On Monday, a unanimous three-judge panel of the 7th Circuit affirmed the district court’s prior ruling that employee claims for violations of the Illinois Biometric Information Privacy Act (“BIPA”) may be preempted under Section 301 of the Labor Management Relations Act (“LMRA”) for those employees subject to a union collective bargaining agreement.
In Fernandez, et al. v. Kerry, Inc., plaintiffs—members of Local 781 of the Miscellaneous Warehousemen, Airline, Automotive Parts, Service, Tire and Rental, Chemical and Petroleum, Ice, Paper, and Related Clerical and Production Employees Union—alleged, among other things, that defendant violated BIPA by requiring workers to use fingerprints to clock in and out without providing notice and obtaining consent. At the district court level, plaintiffs’ claims were dismissed for lack of subject matter jurisdiction because resolution required the interpretation of collective-bargaining agreements between defendant and plaintiffs’ union, which triggered preemption under Section 301 of the LMRA.
The 7th Circuit’s decision to affirm the lower court’s dismissal follows prior decisions involving BIPA claims brought by union workers against their employers. Of greatest significance to the court was its prior June 2019 decision in Miller v. Southwest Airlines where it held that disputes about the interpretation or application of a collective bargaining agreement related to the use of fingerprint-scanning time clocks were preempted by the Railway Labor Act (“RLA”). Plaintiffs attempted to distinguish Miller by arguing that the RLA is “more preemptive” than the LMRA, but the court disagreed and noted that its own decisions and those of the US Supreme Court have equated the two. The court also rejected as immaterial plaintiffs’ argument that the means of clocking in and out was a “permissive subject” of collective-bargaining under the LMRA as opposed to a “mandatory subject” under the RLA.

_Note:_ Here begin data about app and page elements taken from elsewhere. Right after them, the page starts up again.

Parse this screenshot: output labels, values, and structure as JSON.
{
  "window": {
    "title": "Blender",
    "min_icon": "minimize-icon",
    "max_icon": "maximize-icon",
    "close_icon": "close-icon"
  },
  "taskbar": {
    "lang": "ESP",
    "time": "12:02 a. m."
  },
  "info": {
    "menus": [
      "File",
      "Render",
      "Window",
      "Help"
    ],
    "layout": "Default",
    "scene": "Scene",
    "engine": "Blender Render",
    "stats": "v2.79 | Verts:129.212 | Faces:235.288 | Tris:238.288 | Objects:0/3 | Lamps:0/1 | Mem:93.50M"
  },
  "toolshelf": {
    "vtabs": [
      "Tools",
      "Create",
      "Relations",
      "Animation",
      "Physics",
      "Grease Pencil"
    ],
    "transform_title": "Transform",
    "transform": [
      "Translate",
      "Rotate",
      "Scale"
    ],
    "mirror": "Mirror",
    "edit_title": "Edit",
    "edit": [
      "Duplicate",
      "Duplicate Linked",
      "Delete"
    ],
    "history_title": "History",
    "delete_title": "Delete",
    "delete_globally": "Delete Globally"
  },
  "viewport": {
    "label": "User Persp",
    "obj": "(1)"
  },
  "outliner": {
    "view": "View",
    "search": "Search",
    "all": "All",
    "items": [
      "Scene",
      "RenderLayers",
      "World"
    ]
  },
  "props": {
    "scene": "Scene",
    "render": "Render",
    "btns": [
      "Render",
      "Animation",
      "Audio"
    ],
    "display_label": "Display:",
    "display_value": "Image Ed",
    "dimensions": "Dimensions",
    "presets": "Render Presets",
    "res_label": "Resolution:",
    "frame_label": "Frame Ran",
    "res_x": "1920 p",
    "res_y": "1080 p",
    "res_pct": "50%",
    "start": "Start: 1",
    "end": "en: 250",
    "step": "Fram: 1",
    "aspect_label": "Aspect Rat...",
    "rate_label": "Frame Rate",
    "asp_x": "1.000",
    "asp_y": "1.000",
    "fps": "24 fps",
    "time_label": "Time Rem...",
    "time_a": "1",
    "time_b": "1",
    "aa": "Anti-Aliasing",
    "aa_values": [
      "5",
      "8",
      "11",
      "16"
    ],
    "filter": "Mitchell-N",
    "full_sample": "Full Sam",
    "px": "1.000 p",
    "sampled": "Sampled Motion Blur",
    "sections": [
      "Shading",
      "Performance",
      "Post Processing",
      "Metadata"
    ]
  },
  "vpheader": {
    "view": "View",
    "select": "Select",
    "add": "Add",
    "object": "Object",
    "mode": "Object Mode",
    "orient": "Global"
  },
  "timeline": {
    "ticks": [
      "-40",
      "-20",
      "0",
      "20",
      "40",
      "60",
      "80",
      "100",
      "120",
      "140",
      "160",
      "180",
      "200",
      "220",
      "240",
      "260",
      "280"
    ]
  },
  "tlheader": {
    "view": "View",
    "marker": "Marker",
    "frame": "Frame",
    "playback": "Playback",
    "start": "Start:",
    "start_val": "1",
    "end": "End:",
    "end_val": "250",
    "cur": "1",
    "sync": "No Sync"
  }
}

Finally, as it did in Miller, the court recognized the significance of the management-rights clauses in the parties’ collective-bargaining agreements because “whether [the] unions did consent to the collection and use of biometric data, or perhaps grant authority through a managements-rights clause, is a question for [decision under the agreement].” Although the court held that such a decision was reserved for an arbitrator per the LMRA, it denied plaintiffs’ request for arbitration as, again, this is a request that must be addressed between the union and the employer in the first instance.
With Fernandez, the 7th Circuit makes clear that BIPA claims brought by employees subject to collective bargaining agreements are unlikely to have a path forward in court. Quoting Miller, the Seventh Circuit reminded: “States cannot bypass the mechanisms of [federal law] and authorize direct negotiation or litigation between workers and management.”